▸ Problem
Your answer should consist of every line in the records that holds "this".
[Opening Records to process section]
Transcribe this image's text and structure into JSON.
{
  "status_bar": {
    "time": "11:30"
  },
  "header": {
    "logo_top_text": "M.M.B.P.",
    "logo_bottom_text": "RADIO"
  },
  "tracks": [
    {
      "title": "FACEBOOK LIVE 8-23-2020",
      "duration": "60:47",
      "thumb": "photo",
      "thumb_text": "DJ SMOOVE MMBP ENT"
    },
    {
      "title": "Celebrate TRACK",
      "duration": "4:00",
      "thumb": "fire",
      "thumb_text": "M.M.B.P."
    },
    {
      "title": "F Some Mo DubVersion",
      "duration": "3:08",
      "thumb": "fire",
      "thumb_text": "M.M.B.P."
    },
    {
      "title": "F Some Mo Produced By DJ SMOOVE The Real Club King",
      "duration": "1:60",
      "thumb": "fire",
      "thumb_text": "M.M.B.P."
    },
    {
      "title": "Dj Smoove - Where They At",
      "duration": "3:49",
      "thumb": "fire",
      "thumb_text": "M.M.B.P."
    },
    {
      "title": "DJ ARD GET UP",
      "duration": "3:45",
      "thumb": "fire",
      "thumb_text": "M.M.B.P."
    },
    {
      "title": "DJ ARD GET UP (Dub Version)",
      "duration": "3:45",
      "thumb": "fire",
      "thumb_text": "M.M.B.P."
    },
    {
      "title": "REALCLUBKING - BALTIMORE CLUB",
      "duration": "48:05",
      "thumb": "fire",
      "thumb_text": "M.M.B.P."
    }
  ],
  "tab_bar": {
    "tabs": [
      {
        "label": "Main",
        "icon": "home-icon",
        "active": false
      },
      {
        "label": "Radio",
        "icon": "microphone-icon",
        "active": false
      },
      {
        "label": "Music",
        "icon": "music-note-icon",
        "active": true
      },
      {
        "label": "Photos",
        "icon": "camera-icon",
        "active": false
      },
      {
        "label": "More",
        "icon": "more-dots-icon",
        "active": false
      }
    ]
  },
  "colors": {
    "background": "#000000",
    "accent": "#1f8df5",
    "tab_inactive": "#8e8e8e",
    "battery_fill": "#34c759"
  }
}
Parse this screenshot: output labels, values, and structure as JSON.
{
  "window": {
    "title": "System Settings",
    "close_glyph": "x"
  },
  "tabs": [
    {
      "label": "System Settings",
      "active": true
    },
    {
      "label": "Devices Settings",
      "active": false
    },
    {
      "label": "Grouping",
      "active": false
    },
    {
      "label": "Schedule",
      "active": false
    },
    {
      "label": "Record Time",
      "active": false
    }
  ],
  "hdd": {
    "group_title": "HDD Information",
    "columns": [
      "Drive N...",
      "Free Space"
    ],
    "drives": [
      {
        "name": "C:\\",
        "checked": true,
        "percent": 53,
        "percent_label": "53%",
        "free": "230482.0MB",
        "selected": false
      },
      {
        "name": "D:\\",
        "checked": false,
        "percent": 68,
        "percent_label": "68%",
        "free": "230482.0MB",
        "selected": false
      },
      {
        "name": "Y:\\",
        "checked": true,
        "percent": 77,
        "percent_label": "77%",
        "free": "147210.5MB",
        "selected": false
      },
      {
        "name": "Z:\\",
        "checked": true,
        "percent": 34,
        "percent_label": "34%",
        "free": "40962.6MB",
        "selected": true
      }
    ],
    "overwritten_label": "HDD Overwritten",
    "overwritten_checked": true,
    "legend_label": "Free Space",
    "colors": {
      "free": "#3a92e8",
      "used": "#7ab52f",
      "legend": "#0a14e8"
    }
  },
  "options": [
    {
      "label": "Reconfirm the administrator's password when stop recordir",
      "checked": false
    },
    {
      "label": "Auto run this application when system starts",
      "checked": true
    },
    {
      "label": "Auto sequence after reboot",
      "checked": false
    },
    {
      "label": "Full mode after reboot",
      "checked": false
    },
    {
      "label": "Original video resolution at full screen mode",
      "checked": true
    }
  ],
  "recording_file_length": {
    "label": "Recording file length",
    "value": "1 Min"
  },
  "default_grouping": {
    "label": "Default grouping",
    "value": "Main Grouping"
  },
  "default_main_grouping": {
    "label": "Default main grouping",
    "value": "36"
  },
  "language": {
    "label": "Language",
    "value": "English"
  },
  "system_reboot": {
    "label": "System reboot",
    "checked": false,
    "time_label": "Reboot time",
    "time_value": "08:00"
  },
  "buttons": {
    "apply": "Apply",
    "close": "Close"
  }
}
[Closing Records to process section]
▸ Result
Transcribe this image's text and structure into JSON.
Parse this screenshot: output labels, values, and structure as JSON.
      "label": "Auto run this application when system starts",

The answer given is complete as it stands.